There have been a lot of people who have lost their lands in this way and they did not know what to do about it. Some of them said that they would ask the political parties they have been supporting for help, but were not sure whether it was a good idea.
In May 2012, villagers in Kho Lam village tract in Nam-Zarng township were fined by Burmese military authorities for trying to work their farmlands that had recently been taken by the military but were left unused for some time.
The lands had already been used by the villagers of Nam Mawng, Loi Waeng, Kung Sim and Haang Lin villages in Kho Lam village tract to grow peanut and sesame for many years when the military declared during late previous year that they were confiscated by the state.
However, the lands were being left unused until this year’s crop growing season and the villagers thought they could still grow crops on them, at least for just one more harvest, as long as the military had not made use of them in any way.
On 24 May 2012, many former owners of the lands then started to clear their farms in preparation for growing their usual crops on them. However, as soon as they knew about it, the military authorities came and ordered the villagers to immediately stop their activities.
The authorities accused the villagers of trespassing on military property without permission and ordered them to pay fines as a punishment. According to the villagers of Loi Waeng village, of which 3 were among the victims, each of them had to pay a fine of 150,000 kyat at the military base at Kho Lam village.
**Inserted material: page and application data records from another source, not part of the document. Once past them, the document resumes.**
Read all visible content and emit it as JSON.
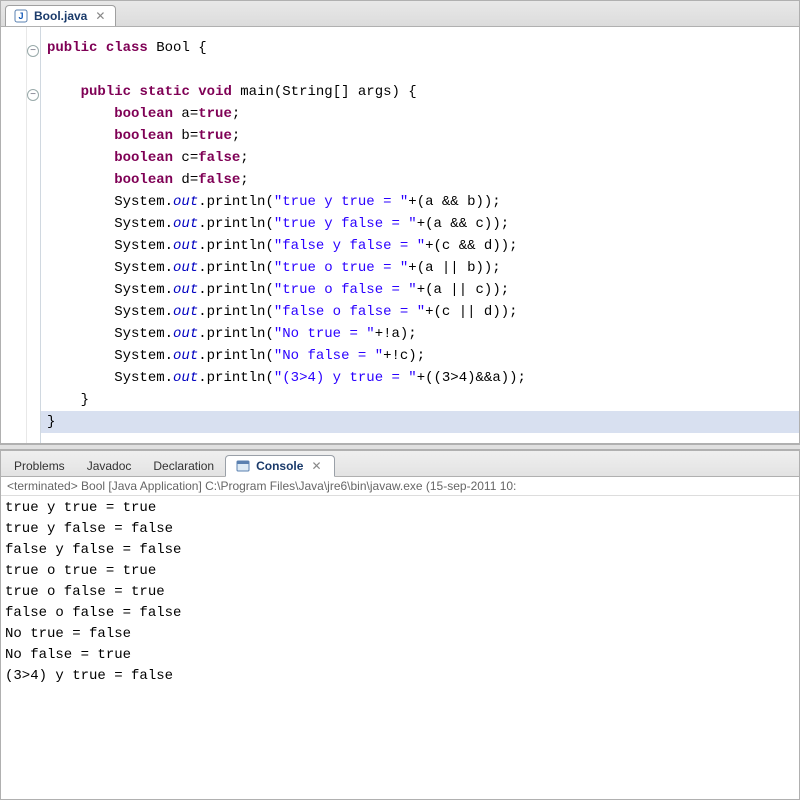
{
  "editor": {
    "tab": {
      "label": "Bool.java",
      "close_glyph": "✕"
    }
  },
  "code": {
    "class_decl": {
      "kw1": "public",
      "kw2": "class",
      "name": "Bool",
      "open": "{"
    },
    "main_decl": {
      "kw1": "public",
      "kw2": "static",
      "kw3": "void",
      "name": "main",
      "params_open": "(",
      "arg_type": "String[]",
      "arg_name": "args",
      "params_close": ")",
      "open": "{"
    },
    "decls": [
      {
        "kw": "boolean",
        "rest": " a=",
        "lit": "true",
        "semi": ";"
      },
      {
        "kw": "boolean",
        "rest": " b=",
        "lit": "true",
        "semi": ";"
      },
      {
        "kw": "boolean",
        "rest": " c=",
        "lit": "false",
        "semi": ";"
      },
      {
        "kw": "boolean",
        "rest": " d=",
        "lit": "false",
        "semi": ";"
      }
    ],
    "prints": [
      {
        "pre": "System.",
        "out": "out",
        "mid": ".println(",
        "str": "\"true y true = \"",
        "post": "+(a && b));"
      },
      {
        "pre": "System.",
        "out": "out",
        "mid": ".println(",
        "str": "\"true y false = \"",
        "post": "+(a && c));"
      },
      {
        "pre": "System.",
        "out": "out",
        "mid": ".println(",
        "str": "\"false y false = \"",
        "post": "+(c && d));"
      },
      {
        "pre": "System.",
        "out": "out",
        "mid": ".println(",
        "str": "\"true o true = \"",
        "post": "+(a || b));"
      },
      {
        "pre": "System.",
        "out": "out",
        "mid": ".println(",
        "str": "\"true o false = \"",
        "post": "+(a || c));"
      },
      {
        "pre": "System.",
        "out": "out",
        "mid": ".println(",
        "str": "\"false o false = \"",
        "post": "+(c || d));"
      },
      {
        "pre": "System.",
        "out": "out",
        "mid": ".println(",
        "str": "\"No true = \"",
        "post": "+!a);"
      },
      {
        "pre": "System.",
        "out": "out",
        "mid": ".println(",
        "str": "\"No false = \"",
        "post": "+!c);"
      },
      {
        "pre": "System.",
        "out": "out",
        "mid": ".println(",
        "str": "\"(3>4) y true = \"",
        "post": "+((3>4)&&a));"
      }
    ],
    "close_brace": "}"
  },
  "bottom": {
    "tabs": {
      "problems": "Problems",
      "javadoc": "Javadoc",
      "declaration": "Declaration",
      "console": "Console",
      "close_glyph": "✕"
    },
    "status": "<terminated> Bool [Java Application] C:\\Program Files\\Java\\jre6\\bin\\javaw.exe (15-sep-2011 10:",
    "output": [
      "true y true = true",
      "true y false = false",
      "false y false = false",
      "true o true = true",
      "true o false = true",
      "false o false = false",
      "No true = false",
      "No false = true",
      "(3>4) y true = false"
    ]
  }
}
Since then, many villagers who had thus lost their lands, especially those who mainly relied on them for their livelihood, have been in a very difficult situation because there were virtually no lands left for them to cultivate within reasonable distances.
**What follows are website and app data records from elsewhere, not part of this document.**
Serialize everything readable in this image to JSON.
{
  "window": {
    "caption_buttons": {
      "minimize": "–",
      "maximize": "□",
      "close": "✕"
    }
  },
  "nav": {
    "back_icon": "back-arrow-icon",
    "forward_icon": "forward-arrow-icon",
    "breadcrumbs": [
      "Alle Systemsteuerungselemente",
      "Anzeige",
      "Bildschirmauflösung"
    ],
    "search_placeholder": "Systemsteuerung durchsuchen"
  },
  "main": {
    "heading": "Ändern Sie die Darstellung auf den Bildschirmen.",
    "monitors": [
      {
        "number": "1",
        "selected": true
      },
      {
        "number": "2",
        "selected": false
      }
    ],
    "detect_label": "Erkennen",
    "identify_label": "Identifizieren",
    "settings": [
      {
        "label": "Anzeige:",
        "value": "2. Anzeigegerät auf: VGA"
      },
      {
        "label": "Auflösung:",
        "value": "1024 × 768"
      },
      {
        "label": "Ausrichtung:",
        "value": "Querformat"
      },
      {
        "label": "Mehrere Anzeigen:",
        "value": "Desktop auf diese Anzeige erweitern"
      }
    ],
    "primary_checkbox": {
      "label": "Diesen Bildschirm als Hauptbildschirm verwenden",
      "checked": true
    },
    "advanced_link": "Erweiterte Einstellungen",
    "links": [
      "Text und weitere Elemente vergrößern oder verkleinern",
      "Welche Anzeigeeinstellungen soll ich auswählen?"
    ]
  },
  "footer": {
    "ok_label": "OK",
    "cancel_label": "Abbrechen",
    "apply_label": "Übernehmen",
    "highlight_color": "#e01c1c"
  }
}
Even if they tried to cultivate their crops on lands far away, they still might not be free from the persecution of the Burmese military, said the villagers. Some of them already had virtually nothing left and they might soon have to flee to other places to avoid starvation.
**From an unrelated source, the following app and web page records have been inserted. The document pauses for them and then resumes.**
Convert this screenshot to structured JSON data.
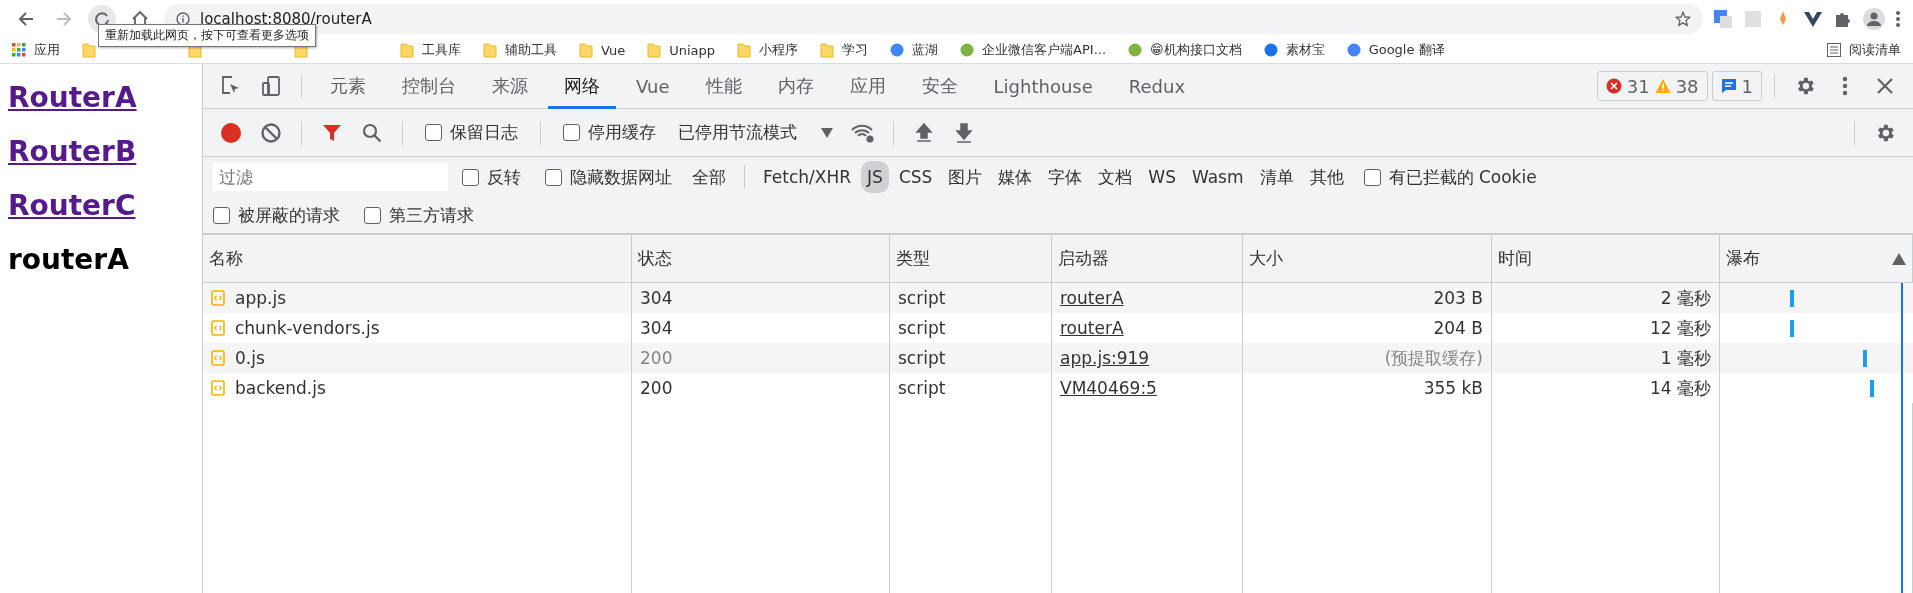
{
  "browser": {
    "url": "localhost:8080/routerA",
    "tooltip": "重新加载此网页，按下可查看更多选项"
  },
  "bookmarks": [
    {
      "label": "应用",
      "kind": "apps"
    },
    {
      "kind": "hidden"
    },
    {
      "kind": "hidden"
    },
    {
      "kind": "hidden"
    },
    {
      "label": "工具库",
      "kind": "folder"
    },
    {
      "label": "辅助工具",
      "kind": "folder"
    },
    {
      "label": "Vue",
      "kind": "folder"
    },
    {
      "label": "Uniapp",
      "kind": "folder"
    },
    {
      "label": "小程序",
      "kind": "folder"
    },
    {
      "label": "学习",
      "kind": "folder"
    },
    {
      "label": "蓝湖",
      "kind": "site"
    },
    {
      "label": "企业微信客户端API...",
      "kind": "site"
    },
    {
      "label": "😁机构接口文档",
      "kind": "site"
    },
    {
      "label": "素材宝",
      "kind": "site"
    },
    {
      "label": "Google 翻译",
      "kind": "site"
    }
  ],
  "reading_list": "阅读清单",
  "page": {
    "links": [
      "RouterA",
      "RouterB",
      "RouterC"
    ],
    "heading": "routerA"
  },
  "devtools": {
    "tabs": [
      {
        "label": "元素",
        "selected": false
      },
      {
        "label": "控制台",
        "selected": false
      },
      {
        "label": "来源",
        "selected": false
      },
      {
        "label": "网络",
        "selected": true
      },
      {
        "label": "Vue",
        "selected": false
      },
      {
        "label": "性能",
        "selected": false
      },
      {
        "label": "内存",
        "selected": false
      },
      {
        "label": "应用",
        "selected": false
      },
      {
        "label": "安全",
        "selected": false
      },
      {
        "label": "Lighthouse",
        "selected": false
      },
      {
        "label": "Redux",
        "selected": false
      }
    ],
    "errors": "31",
    "warnings": "38",
    "messages": "1",
    "toolbar": {
      "recording": true,
      "preserve_log": {
        "label": "保留日志",
        "checked": false
      },
      "disable_cache": {
        "label": "停用缓存",
        "checked": false
      },
      "throttling": "已停用节流模式"
    },
    "filter": {
      "placeholder": "过滤",
      "invert": {
        "label": "反转",
        "checked": false
      },
      "hide_data_urls": {
        "label": "隐藏数据网址",
        "checked": false
      },
      "types": [
        {
          "label": "全部",
          "selected": false
        },
        {
          "label": "Fetch/XHR",
          "selected": false
        },
        {
          "label": "JS",
          "selected": true
        },
        {
          "label": "CSS",
          "selected": false
        },
        {
          "label": "图片",
          "selected": false
        },
        {
          "label": "媒体",
          "selected": false
        },
        {
          "label": "字体",
          "selected": false
        },
        {
          "label": "文档",
          "selected": false
        },
        {
          "label": "WS",
          "selected": false
        },
        {
          "label": "Wasm",
          "selected": false
        },
        {
          "label": "清单",
          "selected": false
        },
        {
          "label": "其他",
          "selected": false
        }
      ],
      "blocked_cookies": {
        "label": "有已拦截的 Cookie",
        "checked": false
      },
      "blocked_requests": {
        "label": "被屏蔽的请求",
        "checked": false
      },
      "third_party": {
        "label": "第三方请求",
        "checked": false
      }
    },
    "table": {
      "columns": [
        "名称",
        "状态",
        "类型",
        "启动器",
        "大小",
        "时间",
        "瀑布"
      ],
      "rows": [
        {
          "name": "app.js",
          "status": "304",
          "type": "script",
          "initiator": "routerA",
          "size": "203 B",
          "time": "2 毫秒",
          "cached": false
        },
        {
          "name": "chunk-vendors.js",
          "status": "304",
          "type": "script",
          "initiator": "routerA",
          "size": "204 B",
          "time": "12 毫秒",
          "cached": false
        },
        {
          "name": "0.js",
          "status": "200",
          "type": "script",
          "initiator": "app.js:919",
          "size": "(预提取缓存)",
          "time": "1 毫秒",
          "cached": true
        },
        {
          "name": "backend.js",
          "status": "200",
          "type": "script",
          "initiator": "VM40469:5",
          "size": "355 kB",
          "time": "14 毫秒",
          "cached": false
        }
      ]
    }
  }
}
Between late 2011 up until June 2012 when this report was received, members of a ceasefire group UWSA (United Wa State Army), responsible for building a road between Paang Saang and Kerng Ma in Parng-Yarng township, seized many land areas of the people on the sides of the road under construction.
The road was previously a narrow dirt road which had long existed between Paang Saang and Kerng Ma village tracts near the Chinese border. The UWSA, which headquartered at Paang Saang, had proposed to make the road into a 20 metre-wide motor road.
However, the officer supervising the road construction, of his own desire, had proposed to make the road much wider than originally planned, up to 40-50 metres wide at many places, causing many land areas on the sides of the road, including houses, gardens, farms, plantations and woodlands of the people, to fall within the designated space of the road.
The supervisor, Pao Ai Long, male, aged about 43, seized all the lands that fell within the scope of the road, using his influence as a nephew of the top leader of the UWSA, and in the process displacing many families who had been living close to the road for generations.
No compensation was made to those who lost their lands and houses. Instead, those who dared to complain to the UWSA authorities at Paang Saang Headquarters were fined and punished by the supervisor if he knew about it.
Many people had also been beaten and locked up for 2-3 days for one thing or another related to having attempted to do something about the illegal land seizure. In addition, people were warned to not to make any more trouble or, “Go away if you don’t want to stay. Others will come”, said the supervisor.